The next thing that is needed is USB storage to house the files that are going to be shared. I used the Leef Fuse 2.0 32GB High-speed USB Flash Drive with Magnet Cap and PrimeGrade Memory (Charcoal/Black). I had other USB flash drives around, but this was the smallest with a decent capacity to be able to store data.
While that is all that is needed, to make my setup a little more portable and easier to deploy, I added a 12000mAh portable power bank that I had laying around.
So for you to build the exact setup I have put together would be less than $100. For that money you get a completely mobile filesharing device with 8-12 hours of uptime before it needs to be plugged in! Not a bad setup. You can use it to share files at a LAN Party, to share information at an outdoor event, or even as a kind of Digital GeoCache, where people can check-in on the wall to prove that they found it, and download a file or upload a file as well. The options are endless, and changes are relatively easy to make.
Wednesday nights are busy around our house, as they are in many homes. Carrie often works late, and the kids have youth group, so getting everyone together for dinner is hard. Sometimes that means eating out, but I prefer to cook something in the crockpot that is easy for everyone to eat.Read More
I recieved this months sampler from BirchBox, and was pleased to find that I recieved this small portable speaker form Triple C Designs.
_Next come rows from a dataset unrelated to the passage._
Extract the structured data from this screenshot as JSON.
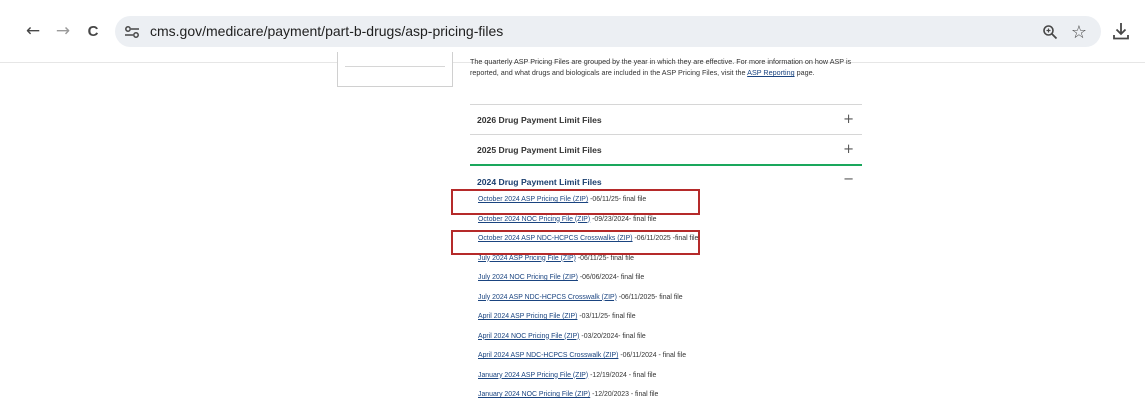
{
  "browser": {
    "url": "cms.gov/medicare/payment/part-b-drugs/asp-pricing-files",
    "back_icon": "←",
    "forward_icon": "→",
    "reload_icon": "C",
    "zoom_icon": "🔍",
    "star_icon": "☆"
  },
  "page": {
    "intro_text": "The quarterly ASP Pricing Files are grouped by the year in which they are effective.  For more information on how ASP is reported, and what drugs and biologicals are included in the ASP Pricing Files, visit the ",
    "intro_link": "ASP Reporting",
    "intro_suffix": " page.",
    "accordions": [
      {
        "title": "2026 Drug Payment Limit Files",
        "toggle": "+"
      },
      {
        "title": "2025 Drug Payment Limit Files",
        "toggle": "+"
      },
      {
        "title": "2024 Drug Payment Limit Files",
        "toggle": "−"
      }
    ],
    "files": [
      {
        "link": "October 2024 ASP Pricing File (ZIP)",
        "note": " -06/11/25- final file"
      },
      {
        "link": "October 2024 NOC Pricing File (ZIP)",
        "note": " -09/23/2024- final file"
      },
      {
        "link": "October 2024 ASP NDC-HCPCS Crosswalks (ZIP)",
        "note": " -06/11/2025 -final file"
      },
      {
        "link": "July 2024 ASP Pricing File (ZIP)",
        "note": " -06/11/25- final file"
      },
      {
        "link": "July 2024 NOC Pricing File (ZIP)",
        "note": " -06/06/2024- final file"
      },
      {
        "link": "July 2024 ASP NDC-HCPCS Crosswalk (ZIP)",
        "note": " -06/11/2025- final file"
      },
      {
        "link": "April 2024 ASP Pricing File (ZIP)",
        "note": "  -03/11/25- final file"
      },
      {
        "link": "April 2024 NOC Pricing File (ZIP)",
        "note": " -03/20/2024- final file"
      },
      {
        "link": "April 2024 ASP NDC-HCPCS Crosswalk (ZIP)",
        "note": " -06/11/2024 - final file"
      },
      {
        "link": "January 2024 ASP Pricing File (ZIP)",
        "note": " -12/19/2024 - final file"
      },
      {
        "link": "January 2024 NOC Pricing File (ZIP)",
        "note": " -12/20/2023 - final file"
      }
    ]
  },
  "colors": {
    "link": "#1a4480",
    "highlight": "#b52a2a",
    "open_accordion_border": "#1aa75c"
  }
}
A small 2" cube that packs a decent wallop for such a small speaker. Carrie and the kids were amazed at the sound volume and quality as well. For $29 you aren't goinf to find a better marriage of form and function to pump your toons around the house or the yard this spring and summer. Check this thing out folks, you won't be sorry.
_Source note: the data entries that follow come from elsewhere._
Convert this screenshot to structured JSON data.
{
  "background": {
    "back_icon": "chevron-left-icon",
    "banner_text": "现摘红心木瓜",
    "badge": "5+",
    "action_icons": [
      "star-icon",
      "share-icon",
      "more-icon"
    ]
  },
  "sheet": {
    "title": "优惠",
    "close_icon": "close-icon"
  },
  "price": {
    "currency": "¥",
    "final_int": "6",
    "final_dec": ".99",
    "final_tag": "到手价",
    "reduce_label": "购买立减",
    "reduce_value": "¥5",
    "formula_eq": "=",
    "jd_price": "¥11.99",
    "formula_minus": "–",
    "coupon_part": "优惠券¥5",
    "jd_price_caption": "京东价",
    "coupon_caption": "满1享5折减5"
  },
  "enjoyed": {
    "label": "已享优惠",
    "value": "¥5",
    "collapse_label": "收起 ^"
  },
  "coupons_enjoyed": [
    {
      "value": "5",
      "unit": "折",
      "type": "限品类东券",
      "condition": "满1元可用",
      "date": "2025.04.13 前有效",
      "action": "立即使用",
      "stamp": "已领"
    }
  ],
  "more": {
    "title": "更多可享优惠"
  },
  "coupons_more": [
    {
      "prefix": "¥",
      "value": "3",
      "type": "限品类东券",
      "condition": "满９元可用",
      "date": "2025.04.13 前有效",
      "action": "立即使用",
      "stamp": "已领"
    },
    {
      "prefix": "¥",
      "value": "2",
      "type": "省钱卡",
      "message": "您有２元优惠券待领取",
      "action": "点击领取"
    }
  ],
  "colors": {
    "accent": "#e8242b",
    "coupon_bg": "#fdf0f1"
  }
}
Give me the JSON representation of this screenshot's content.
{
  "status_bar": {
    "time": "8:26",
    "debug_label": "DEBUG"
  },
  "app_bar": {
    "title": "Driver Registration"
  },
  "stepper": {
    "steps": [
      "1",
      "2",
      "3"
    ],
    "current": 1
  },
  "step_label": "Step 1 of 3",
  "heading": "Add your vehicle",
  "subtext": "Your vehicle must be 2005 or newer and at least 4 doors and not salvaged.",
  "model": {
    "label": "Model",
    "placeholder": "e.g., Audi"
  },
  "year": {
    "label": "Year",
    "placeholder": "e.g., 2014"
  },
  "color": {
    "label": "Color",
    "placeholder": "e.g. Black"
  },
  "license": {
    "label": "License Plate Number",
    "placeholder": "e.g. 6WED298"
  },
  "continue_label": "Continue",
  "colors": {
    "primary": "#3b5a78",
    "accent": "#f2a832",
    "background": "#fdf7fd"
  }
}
Triple C Designs Portable Speaker
Pasties are a traditional cornish hand pie made popular in the mining and timber towns of early America. Most often containing beef or pork along with root vegetables like rutabaga, potatoes, and carrots pasties were something that could easily be prepared and carried to work for a filing lunch on the job site. In the U.S. they are most commonly found in Minnesota, Wisconsin, and other northern states.Read More
I had the opportunity to get ahold of the Cafejo My French-Press, and I am impressed. Taking the flexibility and ease of use of both a Keurig Coffee maker and a traditional french-press and merging them into a handy and portable gadget, this is a great coffee maker for anyone short on space or money. There are several things that make this actually better than a Keurig, the most desireable of which is the ability to use any liquid (including spirits and milk) at any temperature. Since many traditional coffee makers brew too hot and scorch coffee, and while wide ranging, K-Cups for Keurig brewers have limited variety the My French-Press really is the best of both worlds. Pick this up using the link above from Amazon, you won't be sorry.